(PhysOrg.com) -- Social environment can play an important role in the biology of disease, including breast cancer, and lead to significant differences in health outcome, according to results of a study published in Cancer Prevention Research, a journal of the American Association for Cancer Research.

“This study uses an elegant preclinical model and shows that alters expression of genes important in mammary gland ,” said the journal’s Deputy Editor Caryn Lerman, Ph.D. “It further elucidates the molecular mechanisms linking environmental stress with breast development and progression.”

These findings suggest novel targets for chemoprevention, and future studies should evaluate whether these molecular processes can be reversed by chemopreventive agents, according to Lerman, who is the Mary W. Calkins professor of psychiatry and scientific director of the Abramson Cancer Center at the University of Pennsylvania, Philadelphia.

This video is not supported by your browser at this time.

Previous results from clinical studies have indicated that social support can improve the health outcome of patients with breast cancer. Epidemiological studies have suggested that social isolation increases the from several chronic diseases.

Suzanne D. Conzen, M.D., associate professor in the department of medicine and the Ben May department for cancer research at the University of Chicago, along with colleagues from the Institute of Mind and Biology at the University of Chicago, evaluated whether an unfavorable social environment could influence tumor growth in mice that are genetically predisposed to mammary gland cancer.

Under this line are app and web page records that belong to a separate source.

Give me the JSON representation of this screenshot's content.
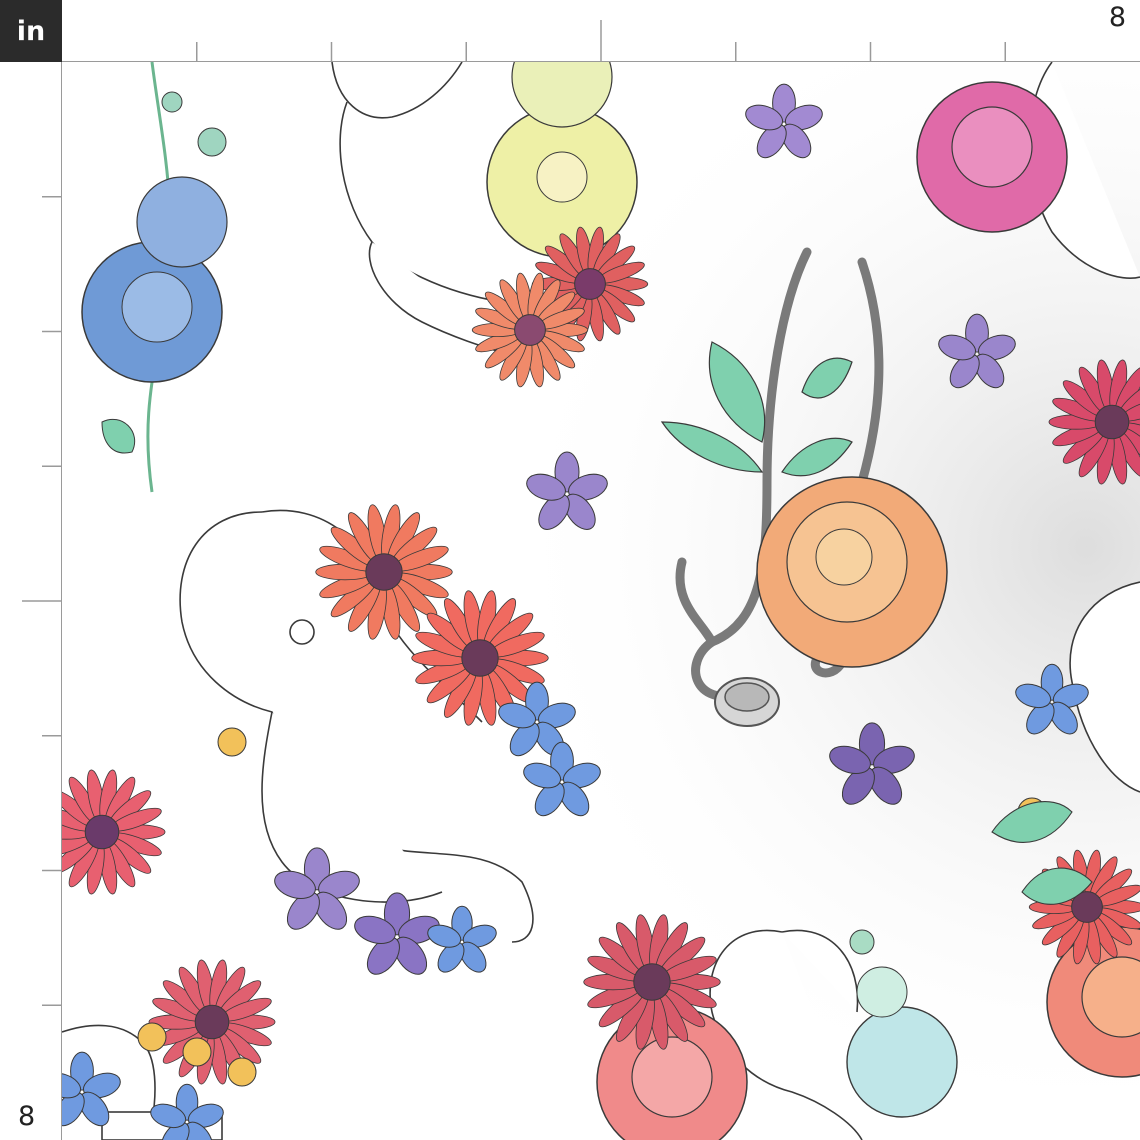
{
  "ruler": {
    "unit": "in",
    "top_end_label": "8",
    "left_end_label": "8"
  },
  "colors": {
    "ruler_corner": "#2b2b2b",
    "ruler_border": "#9a9a9a",
    "outline": "#3a3a3a",
    "blue_petal": "#6f9ad6",
    "yellow_petal": "#eef0a6",
    "red_petal": "#e06060",
    "orange_petal": "#f2aa78",
    "pink_petal": "#e06aa8",
    "purple_petal": "#9a86cc",
    "leaf": "#7fd0ae",
    "stethoscope": "#7a7a7a"
  }
}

They found that female mice that were chronically stressed because of social isolation (from the time they were first separated from their mothers) developed significantly larger mammary gland tumors compared to those mice that were group-housed.

Additionally, the isolated mice developed a heightened corticosterone stress hormone response.

“Despite the of the mice assigned to grouped versus isolated housing, living in the stressful environment was associated with greater tumor size, suggesting that the social environment may in fact alter the biology of cancer growth…then, of course, the question becomes how,” she said.

The researchers studied in the mouse mammary tissues and found that alterations in the expression levels of metabolic pathway genes, which are expected to favor increased tumor growth, had occurred in the isolated mice even before tumor size differences were measurable. These gene expression patterns suggest potential molecular biomarkers and/or targets for preventive intervention in breast cancer.

Further research is needed to focus on which specific cell types the changes in gene expression are taking place, according to Conzen. This knowledge could potentially lead to interventions that block similar pathways favoring the growth of human .

“Given the increased knowledge of the human genome we can begin to objectively identify and dissect the specific alterations that take place in cancer-prone tissues of individuals in at-risk environments and that will help us to better understand and implement cancer prevention strategies,” she concluded.

Provided by American Association for Cancer Research (news : web)

Explore further: Unplanned hospitalizations with GI cancer patients common

add to favorites email to friend print save as pdf

Related Stories

Social isolation worsens cancer

Sep 29, 2009

Using mice as a model to study human breast cancer, researchers have demonstrated that a negative social environment (in this case, isolation) causes increased tumor growth. The work shows -- for the first time -- that social ...

Recommended for you

Scientists discover hidden subpopulation of melanoma cells

4 hours ago

UNC School of Medicine researchers have pinpointed a set of intriguing characteristics in a previously unknown subpopulation of melanoma cancer cells in blood vessels of tumors. These cells, which mimic non-cancerous ...

Blood biomarker may detect lung cancer

21 hours ago

A new study shows that patients with stage I to stage III non-small cell lung cancer have different metabolite profiles in their blood than those of patients who are at risk but do not have lung cancer. The study abstract ...

User comments : 0